Your assignment: Copy each line of the records that contains the word "woman".

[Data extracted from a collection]
────────────────────────────────────────
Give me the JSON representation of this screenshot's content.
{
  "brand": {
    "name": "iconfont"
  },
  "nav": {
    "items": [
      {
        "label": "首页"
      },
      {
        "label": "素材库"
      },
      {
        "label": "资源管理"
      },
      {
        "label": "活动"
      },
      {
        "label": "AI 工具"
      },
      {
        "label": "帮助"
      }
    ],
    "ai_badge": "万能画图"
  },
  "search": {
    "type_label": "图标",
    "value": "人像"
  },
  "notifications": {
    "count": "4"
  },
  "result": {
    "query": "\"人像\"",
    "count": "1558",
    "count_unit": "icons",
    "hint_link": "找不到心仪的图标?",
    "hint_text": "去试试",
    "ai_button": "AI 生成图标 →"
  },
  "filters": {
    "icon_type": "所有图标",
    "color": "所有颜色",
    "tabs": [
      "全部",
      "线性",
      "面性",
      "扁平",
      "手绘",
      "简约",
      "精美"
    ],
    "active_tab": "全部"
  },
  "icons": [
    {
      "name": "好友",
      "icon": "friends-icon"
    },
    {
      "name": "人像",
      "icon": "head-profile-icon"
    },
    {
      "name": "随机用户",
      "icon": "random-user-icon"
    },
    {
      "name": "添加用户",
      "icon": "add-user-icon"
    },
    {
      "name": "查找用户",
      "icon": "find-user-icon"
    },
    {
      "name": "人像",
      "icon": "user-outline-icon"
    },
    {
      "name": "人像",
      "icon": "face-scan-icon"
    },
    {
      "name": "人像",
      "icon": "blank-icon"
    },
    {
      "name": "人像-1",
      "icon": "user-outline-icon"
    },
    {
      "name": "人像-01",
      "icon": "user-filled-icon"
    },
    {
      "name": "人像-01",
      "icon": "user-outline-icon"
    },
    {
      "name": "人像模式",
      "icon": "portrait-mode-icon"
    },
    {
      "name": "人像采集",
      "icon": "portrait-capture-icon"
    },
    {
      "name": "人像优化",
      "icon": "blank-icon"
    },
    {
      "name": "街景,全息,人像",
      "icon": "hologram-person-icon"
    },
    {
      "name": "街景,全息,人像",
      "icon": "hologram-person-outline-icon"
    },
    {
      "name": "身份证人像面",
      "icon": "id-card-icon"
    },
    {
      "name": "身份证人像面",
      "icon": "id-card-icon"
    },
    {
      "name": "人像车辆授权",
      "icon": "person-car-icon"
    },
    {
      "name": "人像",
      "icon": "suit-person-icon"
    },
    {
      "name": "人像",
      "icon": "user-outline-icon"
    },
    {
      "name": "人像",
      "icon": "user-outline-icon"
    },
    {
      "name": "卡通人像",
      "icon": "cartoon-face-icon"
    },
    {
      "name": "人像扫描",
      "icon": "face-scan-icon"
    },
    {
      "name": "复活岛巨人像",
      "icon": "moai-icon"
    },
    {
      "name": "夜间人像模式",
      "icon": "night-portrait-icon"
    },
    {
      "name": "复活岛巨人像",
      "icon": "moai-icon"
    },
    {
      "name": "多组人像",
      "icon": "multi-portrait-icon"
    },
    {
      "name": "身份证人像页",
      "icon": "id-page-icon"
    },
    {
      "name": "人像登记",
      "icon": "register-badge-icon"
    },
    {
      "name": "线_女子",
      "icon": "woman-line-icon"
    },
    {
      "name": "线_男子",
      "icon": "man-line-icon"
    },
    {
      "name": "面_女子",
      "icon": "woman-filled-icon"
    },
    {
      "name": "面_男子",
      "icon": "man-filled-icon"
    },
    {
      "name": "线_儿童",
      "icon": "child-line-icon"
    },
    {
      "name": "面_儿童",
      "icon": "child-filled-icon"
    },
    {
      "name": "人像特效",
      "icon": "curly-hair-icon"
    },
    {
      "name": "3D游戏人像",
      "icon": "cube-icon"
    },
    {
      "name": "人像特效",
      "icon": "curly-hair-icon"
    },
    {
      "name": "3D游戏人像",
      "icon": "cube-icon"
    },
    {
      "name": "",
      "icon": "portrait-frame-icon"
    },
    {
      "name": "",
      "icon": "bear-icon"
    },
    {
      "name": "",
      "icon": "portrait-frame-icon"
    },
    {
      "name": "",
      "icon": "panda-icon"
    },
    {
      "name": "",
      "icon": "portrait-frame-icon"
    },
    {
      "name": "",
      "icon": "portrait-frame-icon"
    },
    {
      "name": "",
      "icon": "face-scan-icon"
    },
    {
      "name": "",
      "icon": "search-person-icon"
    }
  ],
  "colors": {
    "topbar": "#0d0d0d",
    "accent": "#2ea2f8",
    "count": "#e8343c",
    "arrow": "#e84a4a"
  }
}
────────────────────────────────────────
Finished task:
      "icon": "woman-line-icon"
      "icon": "woman-filled-icon"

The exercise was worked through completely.